Running close to two and a half hours, Chang Cheh's original cut featured a lot of dramatic elements that didn't survive the export version such as a love triangle between the mistress, Cai (Hu Chin), her lover, Shuai Fang yun (Chi Kuan Chun) and her previous lover, the German general Waldersee (Richard Harrison). These segments make up the bulk of the removed material.
Another cut moment from the film which eliminated Fu Sheng's relationship with his off screen wife, Jenny Tseng. She frequently appeared in movies alongside her husband
Also, the romance between Fu Sheng and his off screen wife, Jenny Tseng was removed in the export version. She's seen in the background in a couple scenes, but none of her other sequences with her husband survive the international version. On that note, the female characterizations are eliminated altogether leaving the movie with little else but the big battle scenes and nothing to connect them. Having never seen the actual Chinese release print, I would be curious to see just how that version played out. In its complete form, it's a fairly sprawling epic that was very ambitious for its time.
Lu Feng is surrounded by Japanese naval officers from Cheh's disappointing THE NAVAL COMMANDOS (1977)
With the end of Chang's Company (and his cycle of films dealing with the Shaolin Temple and its martial arts) coming to an end, the director returned to Hong Kong in 1977 to finish up work on the mediocre THE NAVAL COMMANDOS, his last go at mounting a war movie. Filmed with the cooperation of Central Film Company of Taiwan, the picture was far less ambitious than Cheh's previous two large scope epics and suffered a worse box office fate than either SEVEN MAN ARMY or BOXER REBELLION. It's not without some exciting moments, but the film is seriously hindered by what appears to have been a rushed and under budgeted production schedule. Chang Cheh had one more epic, SHAOLIN TEMPLE (1976). It began at Chang's Company in Taiwan, but finished up at Shaw Brothers back in Hong Kong.
The majesty of THE WATER MARGIN (1972), one of numerous lavish and expensive movies overseen by director Chang Cheh while at Shaw Brothers studio
These exorbitant movies had there start with the majesty of the HK2.5 million blockbuster, THE HEROIC ONES (1970) and continued on with the release of the large scale epic, THE WATER MARGIN (1972). It was a dream project of many Asian movie producers to bring this famous Chinese story to cinematic life and Shaw Brothers reportedly spent HK3 million dollars on the production.

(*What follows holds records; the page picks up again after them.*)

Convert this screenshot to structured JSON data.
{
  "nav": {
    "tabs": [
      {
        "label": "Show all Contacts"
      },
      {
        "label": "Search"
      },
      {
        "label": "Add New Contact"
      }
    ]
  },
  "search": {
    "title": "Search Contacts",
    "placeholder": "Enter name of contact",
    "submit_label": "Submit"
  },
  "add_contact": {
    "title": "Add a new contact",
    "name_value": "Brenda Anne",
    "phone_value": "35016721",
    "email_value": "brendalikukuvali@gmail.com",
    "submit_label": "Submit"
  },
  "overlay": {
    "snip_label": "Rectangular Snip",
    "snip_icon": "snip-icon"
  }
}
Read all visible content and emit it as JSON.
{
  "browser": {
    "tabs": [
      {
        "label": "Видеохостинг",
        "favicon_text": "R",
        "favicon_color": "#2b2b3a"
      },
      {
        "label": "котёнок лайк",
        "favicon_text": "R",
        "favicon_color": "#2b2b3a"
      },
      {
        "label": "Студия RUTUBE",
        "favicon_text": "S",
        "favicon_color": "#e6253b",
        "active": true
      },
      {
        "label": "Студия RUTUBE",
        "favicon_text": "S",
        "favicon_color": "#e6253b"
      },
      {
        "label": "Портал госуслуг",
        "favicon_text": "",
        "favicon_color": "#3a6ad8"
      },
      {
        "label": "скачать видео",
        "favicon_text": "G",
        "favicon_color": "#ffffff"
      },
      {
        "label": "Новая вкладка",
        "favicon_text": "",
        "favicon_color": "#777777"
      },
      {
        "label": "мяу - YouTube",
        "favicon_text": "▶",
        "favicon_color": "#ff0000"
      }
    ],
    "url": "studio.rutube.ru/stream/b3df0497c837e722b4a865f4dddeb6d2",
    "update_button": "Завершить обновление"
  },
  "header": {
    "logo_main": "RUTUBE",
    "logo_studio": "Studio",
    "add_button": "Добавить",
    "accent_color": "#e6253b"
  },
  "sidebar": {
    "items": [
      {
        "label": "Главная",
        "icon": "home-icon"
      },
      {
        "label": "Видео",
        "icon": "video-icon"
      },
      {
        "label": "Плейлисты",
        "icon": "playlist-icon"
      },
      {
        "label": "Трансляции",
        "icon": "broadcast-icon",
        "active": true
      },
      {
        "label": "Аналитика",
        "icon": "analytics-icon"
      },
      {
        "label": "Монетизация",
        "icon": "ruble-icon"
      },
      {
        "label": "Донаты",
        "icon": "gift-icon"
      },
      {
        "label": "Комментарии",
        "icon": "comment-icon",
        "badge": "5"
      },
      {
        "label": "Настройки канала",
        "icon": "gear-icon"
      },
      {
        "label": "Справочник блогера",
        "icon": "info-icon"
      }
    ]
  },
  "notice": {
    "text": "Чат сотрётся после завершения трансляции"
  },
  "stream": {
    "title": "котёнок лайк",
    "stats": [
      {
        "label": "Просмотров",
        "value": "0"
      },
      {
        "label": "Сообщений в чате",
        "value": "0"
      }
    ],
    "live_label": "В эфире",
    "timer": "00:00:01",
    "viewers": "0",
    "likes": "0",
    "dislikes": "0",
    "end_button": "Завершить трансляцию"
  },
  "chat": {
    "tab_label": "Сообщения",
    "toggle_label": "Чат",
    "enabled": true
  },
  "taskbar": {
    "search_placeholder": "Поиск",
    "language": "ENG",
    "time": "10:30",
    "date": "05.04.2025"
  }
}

This huge undertaking was a joint effort of Chang Cheh and two of his most promising acolytes, Wu Ma and Pao Hsueh Li. The direct sequel, ALL MEN ARE BROTHERS (1973), became one of the most dramatically gory, enormous in scope martial arts pictures of all time. The film also suffered terribly at the hands of the censors and didn't see a release until 1975.
Yet one more iconic hero image from the cinematic canon of Chang Cheh. Fu Sheng makes a last stand during the concluding moments of THE BOXER REBELLION (1975)
What makes Chang Cheh and his participation in such ambitious enterprises so awe inspiring is that he was working on several films at once. As THE WATER MARGIN was winding down, Cheh was already shooting the sequel, ALL MEN ARE BROTHERS (which began production as THE STORY OF PUNISHMENT) in addition to THE DELIGHTFUL FOREST (1972) and THE BOXER FROM SHANTUNG (1972) among an already crowded production schedule for the venerable director.
CONTINUED in PART 4....